EXERCISE DIRECTIONS
How many lines in the records below contain the word "DEMO"? Reply with the number alone.

------ THE RECORDS ------

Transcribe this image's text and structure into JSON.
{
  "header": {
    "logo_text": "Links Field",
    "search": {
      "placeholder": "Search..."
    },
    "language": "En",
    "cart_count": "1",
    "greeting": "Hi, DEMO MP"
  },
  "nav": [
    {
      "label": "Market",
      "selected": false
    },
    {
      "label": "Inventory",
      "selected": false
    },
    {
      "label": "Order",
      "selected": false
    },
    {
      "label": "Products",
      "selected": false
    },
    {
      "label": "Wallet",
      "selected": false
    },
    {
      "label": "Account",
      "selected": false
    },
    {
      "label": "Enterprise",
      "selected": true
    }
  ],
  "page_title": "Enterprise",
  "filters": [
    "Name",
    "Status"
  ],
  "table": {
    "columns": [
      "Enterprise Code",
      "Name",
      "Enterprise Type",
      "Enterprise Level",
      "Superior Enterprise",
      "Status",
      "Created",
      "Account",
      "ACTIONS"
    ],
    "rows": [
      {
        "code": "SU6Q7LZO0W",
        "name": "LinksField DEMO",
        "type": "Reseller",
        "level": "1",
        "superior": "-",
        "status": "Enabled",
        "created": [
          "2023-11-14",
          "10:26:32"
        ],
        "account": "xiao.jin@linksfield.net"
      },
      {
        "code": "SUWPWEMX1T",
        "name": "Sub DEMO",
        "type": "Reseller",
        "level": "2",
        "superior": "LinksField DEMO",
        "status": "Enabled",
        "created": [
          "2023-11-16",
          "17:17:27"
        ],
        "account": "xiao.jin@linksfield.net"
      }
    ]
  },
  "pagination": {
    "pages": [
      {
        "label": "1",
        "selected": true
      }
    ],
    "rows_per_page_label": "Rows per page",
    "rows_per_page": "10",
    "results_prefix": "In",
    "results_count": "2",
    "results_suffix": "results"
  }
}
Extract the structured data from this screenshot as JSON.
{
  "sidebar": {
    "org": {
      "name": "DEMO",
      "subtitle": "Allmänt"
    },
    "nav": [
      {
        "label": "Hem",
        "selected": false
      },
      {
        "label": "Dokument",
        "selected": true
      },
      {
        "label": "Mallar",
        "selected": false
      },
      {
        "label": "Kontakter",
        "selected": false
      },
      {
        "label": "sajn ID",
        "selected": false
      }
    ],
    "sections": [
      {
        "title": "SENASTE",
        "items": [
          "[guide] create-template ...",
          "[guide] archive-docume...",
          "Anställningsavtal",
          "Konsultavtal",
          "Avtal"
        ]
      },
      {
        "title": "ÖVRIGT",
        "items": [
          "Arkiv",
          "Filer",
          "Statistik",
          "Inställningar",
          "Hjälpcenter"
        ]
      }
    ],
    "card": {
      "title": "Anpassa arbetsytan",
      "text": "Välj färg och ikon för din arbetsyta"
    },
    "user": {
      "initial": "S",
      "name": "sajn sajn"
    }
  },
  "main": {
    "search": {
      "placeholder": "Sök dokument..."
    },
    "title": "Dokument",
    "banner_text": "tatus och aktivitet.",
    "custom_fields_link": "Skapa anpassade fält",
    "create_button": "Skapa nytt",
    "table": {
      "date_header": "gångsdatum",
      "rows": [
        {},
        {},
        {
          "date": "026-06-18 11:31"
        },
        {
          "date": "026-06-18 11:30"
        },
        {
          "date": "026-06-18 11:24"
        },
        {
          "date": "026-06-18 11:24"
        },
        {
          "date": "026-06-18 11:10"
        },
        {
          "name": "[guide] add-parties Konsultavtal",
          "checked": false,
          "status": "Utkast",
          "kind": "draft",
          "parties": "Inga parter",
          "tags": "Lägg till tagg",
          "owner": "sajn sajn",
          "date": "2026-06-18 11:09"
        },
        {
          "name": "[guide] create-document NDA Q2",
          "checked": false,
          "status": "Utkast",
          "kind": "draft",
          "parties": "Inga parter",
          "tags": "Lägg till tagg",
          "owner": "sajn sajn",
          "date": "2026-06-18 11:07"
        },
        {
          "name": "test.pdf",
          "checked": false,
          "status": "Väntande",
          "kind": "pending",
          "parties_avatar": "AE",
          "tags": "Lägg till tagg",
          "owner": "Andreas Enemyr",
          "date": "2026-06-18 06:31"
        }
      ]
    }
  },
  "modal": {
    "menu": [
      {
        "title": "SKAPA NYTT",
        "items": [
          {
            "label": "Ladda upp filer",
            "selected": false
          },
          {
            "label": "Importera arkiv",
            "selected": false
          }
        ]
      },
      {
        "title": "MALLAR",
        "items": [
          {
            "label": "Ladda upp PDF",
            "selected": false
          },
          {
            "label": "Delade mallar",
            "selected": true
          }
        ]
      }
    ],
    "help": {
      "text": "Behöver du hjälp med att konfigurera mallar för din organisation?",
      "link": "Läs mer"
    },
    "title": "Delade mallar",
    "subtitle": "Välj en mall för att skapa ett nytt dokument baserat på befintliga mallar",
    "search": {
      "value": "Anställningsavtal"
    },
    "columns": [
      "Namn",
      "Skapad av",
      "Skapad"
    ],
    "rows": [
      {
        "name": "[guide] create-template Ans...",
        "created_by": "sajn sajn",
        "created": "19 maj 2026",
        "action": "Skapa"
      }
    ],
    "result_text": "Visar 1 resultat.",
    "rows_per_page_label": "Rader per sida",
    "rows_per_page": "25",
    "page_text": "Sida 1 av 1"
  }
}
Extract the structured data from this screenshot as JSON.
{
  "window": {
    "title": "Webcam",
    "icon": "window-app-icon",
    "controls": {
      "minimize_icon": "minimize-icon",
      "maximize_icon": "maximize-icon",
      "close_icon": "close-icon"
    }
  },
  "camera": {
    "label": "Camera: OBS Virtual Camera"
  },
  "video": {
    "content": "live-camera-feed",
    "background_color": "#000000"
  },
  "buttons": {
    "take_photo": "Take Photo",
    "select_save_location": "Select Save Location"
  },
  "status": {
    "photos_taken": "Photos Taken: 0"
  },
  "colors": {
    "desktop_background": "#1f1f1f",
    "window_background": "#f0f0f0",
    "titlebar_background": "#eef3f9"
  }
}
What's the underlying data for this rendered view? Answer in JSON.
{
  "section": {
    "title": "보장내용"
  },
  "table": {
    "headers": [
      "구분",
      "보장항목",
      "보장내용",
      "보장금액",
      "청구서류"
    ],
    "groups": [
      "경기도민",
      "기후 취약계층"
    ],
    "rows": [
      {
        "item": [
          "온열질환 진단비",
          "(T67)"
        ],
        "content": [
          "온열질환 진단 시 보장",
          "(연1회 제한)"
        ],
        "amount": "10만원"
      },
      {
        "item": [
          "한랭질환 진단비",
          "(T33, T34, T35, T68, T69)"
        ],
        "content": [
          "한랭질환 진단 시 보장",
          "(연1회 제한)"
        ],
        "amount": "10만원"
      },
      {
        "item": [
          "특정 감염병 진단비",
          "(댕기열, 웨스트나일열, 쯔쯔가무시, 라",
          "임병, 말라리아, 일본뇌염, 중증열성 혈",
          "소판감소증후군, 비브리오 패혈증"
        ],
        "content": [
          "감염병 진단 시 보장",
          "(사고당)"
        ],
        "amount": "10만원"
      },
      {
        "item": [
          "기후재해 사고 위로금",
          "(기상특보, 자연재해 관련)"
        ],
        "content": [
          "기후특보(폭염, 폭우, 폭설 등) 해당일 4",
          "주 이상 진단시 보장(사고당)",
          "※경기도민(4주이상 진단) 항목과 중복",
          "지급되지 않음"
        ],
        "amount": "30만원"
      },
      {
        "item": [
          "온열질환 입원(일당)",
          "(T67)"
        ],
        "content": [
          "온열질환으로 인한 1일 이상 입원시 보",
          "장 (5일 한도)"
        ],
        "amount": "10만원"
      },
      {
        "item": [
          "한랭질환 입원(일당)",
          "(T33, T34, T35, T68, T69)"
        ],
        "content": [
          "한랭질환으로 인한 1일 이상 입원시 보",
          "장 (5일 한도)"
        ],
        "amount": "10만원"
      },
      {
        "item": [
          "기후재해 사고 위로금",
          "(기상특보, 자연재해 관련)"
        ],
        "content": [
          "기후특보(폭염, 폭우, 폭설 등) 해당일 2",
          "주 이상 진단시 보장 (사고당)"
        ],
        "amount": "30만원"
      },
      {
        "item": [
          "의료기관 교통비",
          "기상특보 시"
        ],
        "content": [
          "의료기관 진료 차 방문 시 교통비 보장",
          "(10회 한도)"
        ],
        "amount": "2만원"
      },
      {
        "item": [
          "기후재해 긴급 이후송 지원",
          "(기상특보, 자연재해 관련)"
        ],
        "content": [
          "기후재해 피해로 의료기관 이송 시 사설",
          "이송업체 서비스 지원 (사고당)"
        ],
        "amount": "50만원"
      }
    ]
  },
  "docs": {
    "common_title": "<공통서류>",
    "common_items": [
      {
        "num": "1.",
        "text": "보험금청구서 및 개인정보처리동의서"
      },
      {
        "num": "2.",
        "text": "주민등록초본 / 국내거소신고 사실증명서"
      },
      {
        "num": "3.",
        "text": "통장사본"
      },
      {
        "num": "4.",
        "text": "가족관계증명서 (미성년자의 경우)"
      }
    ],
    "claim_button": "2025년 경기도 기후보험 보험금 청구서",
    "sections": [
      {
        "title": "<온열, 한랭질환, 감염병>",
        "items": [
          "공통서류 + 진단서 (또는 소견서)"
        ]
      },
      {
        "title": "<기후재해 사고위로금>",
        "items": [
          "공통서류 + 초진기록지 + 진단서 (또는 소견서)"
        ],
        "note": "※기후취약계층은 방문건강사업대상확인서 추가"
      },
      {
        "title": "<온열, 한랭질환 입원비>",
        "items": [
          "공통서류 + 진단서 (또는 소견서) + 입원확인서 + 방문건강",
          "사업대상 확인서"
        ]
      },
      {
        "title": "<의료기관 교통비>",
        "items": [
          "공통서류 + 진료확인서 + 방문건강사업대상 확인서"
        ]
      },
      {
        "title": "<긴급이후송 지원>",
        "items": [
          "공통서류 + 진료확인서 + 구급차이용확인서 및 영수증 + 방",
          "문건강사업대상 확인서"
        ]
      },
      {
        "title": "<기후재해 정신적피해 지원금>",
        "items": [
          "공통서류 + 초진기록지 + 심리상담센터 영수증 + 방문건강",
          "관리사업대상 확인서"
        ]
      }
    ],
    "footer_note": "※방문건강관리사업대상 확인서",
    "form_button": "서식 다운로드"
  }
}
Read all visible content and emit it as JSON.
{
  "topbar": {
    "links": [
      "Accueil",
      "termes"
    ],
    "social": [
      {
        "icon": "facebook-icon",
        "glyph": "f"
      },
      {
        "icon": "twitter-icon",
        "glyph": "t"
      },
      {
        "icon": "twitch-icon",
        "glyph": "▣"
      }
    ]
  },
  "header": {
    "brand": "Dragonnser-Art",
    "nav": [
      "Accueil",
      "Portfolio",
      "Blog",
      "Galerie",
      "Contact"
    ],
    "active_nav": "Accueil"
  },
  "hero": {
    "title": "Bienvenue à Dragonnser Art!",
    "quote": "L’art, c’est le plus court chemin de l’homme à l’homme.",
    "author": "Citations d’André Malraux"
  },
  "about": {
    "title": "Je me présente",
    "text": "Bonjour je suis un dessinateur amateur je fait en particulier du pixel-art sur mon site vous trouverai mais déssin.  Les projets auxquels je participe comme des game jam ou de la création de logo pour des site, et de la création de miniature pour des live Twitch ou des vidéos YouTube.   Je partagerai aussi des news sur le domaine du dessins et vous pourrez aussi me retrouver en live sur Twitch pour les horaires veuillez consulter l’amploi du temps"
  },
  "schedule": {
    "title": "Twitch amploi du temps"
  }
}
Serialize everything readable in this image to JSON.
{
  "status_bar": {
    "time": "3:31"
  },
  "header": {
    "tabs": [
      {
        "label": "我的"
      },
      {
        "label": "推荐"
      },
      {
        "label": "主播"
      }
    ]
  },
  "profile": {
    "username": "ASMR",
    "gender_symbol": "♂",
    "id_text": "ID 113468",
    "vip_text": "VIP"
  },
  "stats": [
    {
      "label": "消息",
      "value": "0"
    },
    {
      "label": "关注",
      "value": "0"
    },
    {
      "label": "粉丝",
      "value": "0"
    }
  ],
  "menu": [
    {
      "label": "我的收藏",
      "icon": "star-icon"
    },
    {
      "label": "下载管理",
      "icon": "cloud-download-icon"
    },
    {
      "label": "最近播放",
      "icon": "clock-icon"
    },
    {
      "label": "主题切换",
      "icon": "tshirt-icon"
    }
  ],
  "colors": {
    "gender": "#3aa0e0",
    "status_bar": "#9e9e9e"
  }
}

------

SOLUTION
5